We just had to break out the original format for our Apps of the Week post. We missed it. Don't worry — we're still going to focus on best of categories and sort out the great new content as it hits Google Play, but not sharing our personal picks each week didn't feel right.
So you'll find our list of apps we love and think you should try each week on Sundays. Starting right now.
Phil Nickinson - Waze
Now that I once again have an office to drive to, I'm, well, driving more. And I'm also playing around with Waze. If you haven't used it before, think cartoon-like Google Maps, pointing out things you might need to see while you're driving. Traffic jams, accidents, construction, cops, Whataburger. Wait, what? Yeah. Whataburger. Normally I'd be annoyed by that sort of in-app advertising (and it's not like I don't know where the nearest one is — it's safe to say I know my way around the joint), but I happen to like it. So I'll tolerate it.

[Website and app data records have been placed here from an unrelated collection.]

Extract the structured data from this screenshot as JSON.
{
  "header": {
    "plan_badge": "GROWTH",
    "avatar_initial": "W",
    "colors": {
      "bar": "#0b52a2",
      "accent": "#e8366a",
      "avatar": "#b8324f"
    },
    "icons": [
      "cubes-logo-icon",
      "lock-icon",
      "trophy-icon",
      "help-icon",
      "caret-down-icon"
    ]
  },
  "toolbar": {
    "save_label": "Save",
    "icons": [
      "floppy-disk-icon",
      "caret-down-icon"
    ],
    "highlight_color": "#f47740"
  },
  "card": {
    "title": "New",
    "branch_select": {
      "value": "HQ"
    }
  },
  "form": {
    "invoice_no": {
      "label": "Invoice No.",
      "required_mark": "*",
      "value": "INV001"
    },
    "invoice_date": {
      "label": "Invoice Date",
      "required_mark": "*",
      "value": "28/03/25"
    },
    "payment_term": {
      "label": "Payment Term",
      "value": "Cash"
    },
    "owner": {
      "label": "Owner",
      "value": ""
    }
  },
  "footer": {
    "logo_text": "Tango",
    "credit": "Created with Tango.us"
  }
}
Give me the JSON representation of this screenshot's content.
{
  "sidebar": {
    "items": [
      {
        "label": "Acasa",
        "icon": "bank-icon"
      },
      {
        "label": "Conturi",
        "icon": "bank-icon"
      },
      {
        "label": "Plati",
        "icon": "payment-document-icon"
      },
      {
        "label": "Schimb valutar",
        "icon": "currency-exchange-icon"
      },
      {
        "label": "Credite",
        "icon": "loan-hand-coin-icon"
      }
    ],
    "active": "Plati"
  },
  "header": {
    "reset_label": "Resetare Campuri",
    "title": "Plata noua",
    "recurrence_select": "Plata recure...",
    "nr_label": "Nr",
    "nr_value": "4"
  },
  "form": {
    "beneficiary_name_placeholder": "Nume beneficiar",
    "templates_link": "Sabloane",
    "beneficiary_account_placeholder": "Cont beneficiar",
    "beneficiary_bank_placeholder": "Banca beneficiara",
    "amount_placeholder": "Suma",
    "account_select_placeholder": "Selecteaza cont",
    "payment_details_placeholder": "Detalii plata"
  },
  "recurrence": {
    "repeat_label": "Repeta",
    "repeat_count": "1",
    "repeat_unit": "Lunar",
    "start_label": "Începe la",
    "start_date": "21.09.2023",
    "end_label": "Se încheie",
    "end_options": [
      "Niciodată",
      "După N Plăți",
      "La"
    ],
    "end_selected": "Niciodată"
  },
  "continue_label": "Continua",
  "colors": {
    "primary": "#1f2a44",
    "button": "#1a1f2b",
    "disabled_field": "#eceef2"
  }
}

What I'm dying for is some Android Wear (and eventually Android Auto) integration. See a speed trap? Just lift your wrist, speak a few words and let everyone know. It'll come, I'm sure.
Download: Waze (Free)
Alex Dobie - Timely Alarm Clock
Alarm clocks aren't the sexiest of smartphone apps, but Timely manages to bring useful synchronization features, a unique visual style and a great looking widget into a single package. In addition to timer/stopwatch functionality, timely syncs your alarms across multiple devices and includes features to help you wake gradually. Smart Rise incorporates a slowly fading melody 30 minutes before you alarm time to let you wake up naturally. There's also the option to add a puzzle requirement when your alarm goes off, to make sure you're up and your brain is working. And on top of that, the home and lock screen widget looks pretty slick on any Android device.
Download: Timely Alarm Clock (Free)
Jerry Hildenbrand - Udacity - Learn Programming
Learning some basic programming skills is something I think everyone should do. The issue is that it's never easy to find time and a place to sit and learn. That's changing, and apps like Udacity - Learn Programming are a really great way to get started. You can learn from a huge library of subjects at your own pace, in the comfort of your own home. You don't have to stop at the basics, either. Udacity offers courses at the beginner level and for advanced topics. The app is great, and chances are you'll learn something. That's the perfect mix in my book.
Download: Udacity - Learn Programming (Free)
Ara Wagoner - Google Keep
Google Keep is one of my constants, especially now as I try to juggle my new gig here at Android Central with my current commitments. I can put quick notes in for current or upcoming posts, and I use the colors to keep AC material from Google+ musings from my creative writing releases. Keep is my cross-platform copypasta engine. I can use it for quick info I need to transfer from phone to computer and back. And then there's my many lists. Grocery lists, packing lists, writing lists.
Keep keeps me focused and pushing ahead. I'm especially looking forward to seeing it on the Moto 360 I intend to buy the second it is eventually released.
Download: Keep (Free)
Richard Devine - Microsoft OneNote
I don't use much that Microsoft makes, but I use the heck out of OneNote. I haven't yet found a cross-platform note taking app that I think is better. Be it quick notes, more detailed texts with attachments or even handwriting, OneNote caters for everything I could possibly want. And it works great across Android, iOS, Mac and Windows. Create your own notebooks in the mobile app or use existing ones. You need to have a Microsoft account, but it's worth it for this.
Microsoft recently opened up a beta program for the Android app and if you're a heavy user I recommend it. The community is starting to provide good feedback and hopefully it'll help Microsoft to make a great app even better.
Download: Microsoft OneNote (Free)
Andrew Martonik - Amtrak
I hadn't ever taken a trip on Amtrak before I started planning a trip a few weeks ago and decided on taking the "scenic" route on the train. It turns out that the Amtrak app is actually a really great tool for researching and booking travel on Amtrak, with every feature you'd need and nothing that makes you run to the full website for a better experience. You can search routes, save your favorite stations, get information of all sorts and most importantly book and hold your tickets within the app.
Not everyone will use Amtrak on a regular basis, but if you do, this app will be one to keep installed on your phone.
Download: Amtrak (Free)